TASK REQUIREMENTS ▸
Copy each line of the material in which the word "bottom" appears.

DATA FOR THIS EXERCISE ▸

+++++

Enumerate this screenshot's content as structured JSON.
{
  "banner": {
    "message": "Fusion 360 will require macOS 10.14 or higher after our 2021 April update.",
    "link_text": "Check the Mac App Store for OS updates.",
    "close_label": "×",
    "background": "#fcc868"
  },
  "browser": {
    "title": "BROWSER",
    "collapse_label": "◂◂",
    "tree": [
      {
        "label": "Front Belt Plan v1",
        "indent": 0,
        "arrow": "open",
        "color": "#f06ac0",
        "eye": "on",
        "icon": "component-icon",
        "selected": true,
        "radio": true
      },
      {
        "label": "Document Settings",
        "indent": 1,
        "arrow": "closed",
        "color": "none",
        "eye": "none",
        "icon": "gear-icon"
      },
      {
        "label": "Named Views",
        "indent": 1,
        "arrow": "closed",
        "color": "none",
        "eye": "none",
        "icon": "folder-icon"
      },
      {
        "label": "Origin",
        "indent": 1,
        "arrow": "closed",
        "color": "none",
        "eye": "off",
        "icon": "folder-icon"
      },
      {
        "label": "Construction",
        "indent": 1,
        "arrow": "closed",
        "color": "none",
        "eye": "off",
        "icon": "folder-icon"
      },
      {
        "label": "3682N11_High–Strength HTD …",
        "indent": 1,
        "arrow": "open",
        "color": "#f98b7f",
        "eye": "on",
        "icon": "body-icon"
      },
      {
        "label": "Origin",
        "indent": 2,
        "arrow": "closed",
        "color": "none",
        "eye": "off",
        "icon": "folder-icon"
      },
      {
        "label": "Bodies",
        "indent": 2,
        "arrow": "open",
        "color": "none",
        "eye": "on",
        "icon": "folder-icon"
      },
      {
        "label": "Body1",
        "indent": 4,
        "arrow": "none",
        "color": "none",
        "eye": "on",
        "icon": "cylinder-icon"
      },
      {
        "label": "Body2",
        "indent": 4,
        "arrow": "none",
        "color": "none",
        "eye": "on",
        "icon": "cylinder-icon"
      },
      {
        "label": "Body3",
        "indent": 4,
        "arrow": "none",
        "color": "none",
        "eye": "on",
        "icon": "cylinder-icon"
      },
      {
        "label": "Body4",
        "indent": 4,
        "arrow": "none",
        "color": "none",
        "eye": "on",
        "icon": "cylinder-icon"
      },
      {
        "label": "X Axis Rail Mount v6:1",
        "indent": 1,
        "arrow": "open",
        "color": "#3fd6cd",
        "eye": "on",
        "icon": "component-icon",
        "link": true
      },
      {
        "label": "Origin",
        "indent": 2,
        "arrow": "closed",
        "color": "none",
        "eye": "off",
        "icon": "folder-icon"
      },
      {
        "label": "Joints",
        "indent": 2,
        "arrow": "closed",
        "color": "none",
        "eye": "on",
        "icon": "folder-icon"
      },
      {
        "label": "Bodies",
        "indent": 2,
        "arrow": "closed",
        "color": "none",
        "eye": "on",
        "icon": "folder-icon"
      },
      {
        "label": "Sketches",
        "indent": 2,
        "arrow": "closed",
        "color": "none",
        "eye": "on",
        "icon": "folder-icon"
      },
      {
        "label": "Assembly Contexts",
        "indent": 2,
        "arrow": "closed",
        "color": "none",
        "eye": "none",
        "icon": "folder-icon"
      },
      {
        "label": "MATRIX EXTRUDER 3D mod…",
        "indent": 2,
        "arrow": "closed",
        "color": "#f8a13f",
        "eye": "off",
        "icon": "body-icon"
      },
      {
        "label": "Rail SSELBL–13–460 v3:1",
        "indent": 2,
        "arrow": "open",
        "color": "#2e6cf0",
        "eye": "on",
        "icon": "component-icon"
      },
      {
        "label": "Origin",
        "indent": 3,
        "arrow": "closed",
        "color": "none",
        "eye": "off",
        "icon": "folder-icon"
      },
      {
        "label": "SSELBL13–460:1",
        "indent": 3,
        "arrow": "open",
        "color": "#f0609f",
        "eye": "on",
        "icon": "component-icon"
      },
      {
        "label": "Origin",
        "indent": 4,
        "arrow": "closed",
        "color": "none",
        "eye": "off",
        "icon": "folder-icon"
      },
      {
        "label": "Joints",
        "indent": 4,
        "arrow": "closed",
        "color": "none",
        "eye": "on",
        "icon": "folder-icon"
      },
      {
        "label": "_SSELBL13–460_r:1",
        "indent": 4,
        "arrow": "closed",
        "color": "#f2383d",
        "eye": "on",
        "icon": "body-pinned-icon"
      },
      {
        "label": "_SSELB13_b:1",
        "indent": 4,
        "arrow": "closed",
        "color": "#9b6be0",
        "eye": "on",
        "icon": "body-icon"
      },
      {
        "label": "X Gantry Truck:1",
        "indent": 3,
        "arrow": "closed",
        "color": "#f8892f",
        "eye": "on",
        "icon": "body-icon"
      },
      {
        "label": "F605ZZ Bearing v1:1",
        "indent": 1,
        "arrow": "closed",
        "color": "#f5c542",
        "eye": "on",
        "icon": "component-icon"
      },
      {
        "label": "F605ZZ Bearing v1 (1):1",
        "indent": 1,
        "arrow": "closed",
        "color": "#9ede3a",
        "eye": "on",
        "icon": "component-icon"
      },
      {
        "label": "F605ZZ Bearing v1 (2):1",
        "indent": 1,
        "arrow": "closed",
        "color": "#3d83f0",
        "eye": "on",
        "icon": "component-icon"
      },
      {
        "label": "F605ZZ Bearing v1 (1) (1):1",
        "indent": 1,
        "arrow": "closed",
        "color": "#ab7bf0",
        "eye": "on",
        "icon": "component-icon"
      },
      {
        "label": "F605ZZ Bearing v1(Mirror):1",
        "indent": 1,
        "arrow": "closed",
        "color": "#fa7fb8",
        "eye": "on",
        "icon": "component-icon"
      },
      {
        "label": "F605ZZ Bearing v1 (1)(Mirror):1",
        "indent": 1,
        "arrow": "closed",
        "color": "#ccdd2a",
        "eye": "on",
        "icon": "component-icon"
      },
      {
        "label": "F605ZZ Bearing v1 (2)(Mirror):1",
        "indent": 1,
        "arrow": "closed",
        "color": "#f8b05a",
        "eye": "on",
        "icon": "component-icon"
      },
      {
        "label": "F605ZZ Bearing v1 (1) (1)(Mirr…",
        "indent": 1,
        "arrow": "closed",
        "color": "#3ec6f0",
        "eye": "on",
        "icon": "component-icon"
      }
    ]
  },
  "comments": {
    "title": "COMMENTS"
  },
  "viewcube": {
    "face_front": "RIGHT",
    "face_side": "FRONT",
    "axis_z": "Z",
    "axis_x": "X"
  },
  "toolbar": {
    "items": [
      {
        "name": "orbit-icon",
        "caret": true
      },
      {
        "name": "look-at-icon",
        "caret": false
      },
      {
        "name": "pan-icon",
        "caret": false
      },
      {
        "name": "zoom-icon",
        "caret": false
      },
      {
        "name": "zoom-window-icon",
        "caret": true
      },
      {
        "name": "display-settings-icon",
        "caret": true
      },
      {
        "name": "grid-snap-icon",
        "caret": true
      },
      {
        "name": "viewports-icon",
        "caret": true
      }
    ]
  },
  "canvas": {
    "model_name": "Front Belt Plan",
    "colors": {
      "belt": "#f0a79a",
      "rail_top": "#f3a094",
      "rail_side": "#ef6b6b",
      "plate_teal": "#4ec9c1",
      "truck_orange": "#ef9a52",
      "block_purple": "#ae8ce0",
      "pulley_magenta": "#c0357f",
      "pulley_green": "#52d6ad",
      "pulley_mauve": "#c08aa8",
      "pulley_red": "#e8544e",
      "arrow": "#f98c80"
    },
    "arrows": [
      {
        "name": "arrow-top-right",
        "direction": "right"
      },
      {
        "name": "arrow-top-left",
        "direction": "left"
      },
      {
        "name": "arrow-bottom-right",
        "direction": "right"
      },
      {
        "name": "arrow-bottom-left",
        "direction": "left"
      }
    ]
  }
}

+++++

OUTPUT OF THE EXERCISE ▸
        "name": "arrow-bottom-right",
        "name": "arrow-bottom-left",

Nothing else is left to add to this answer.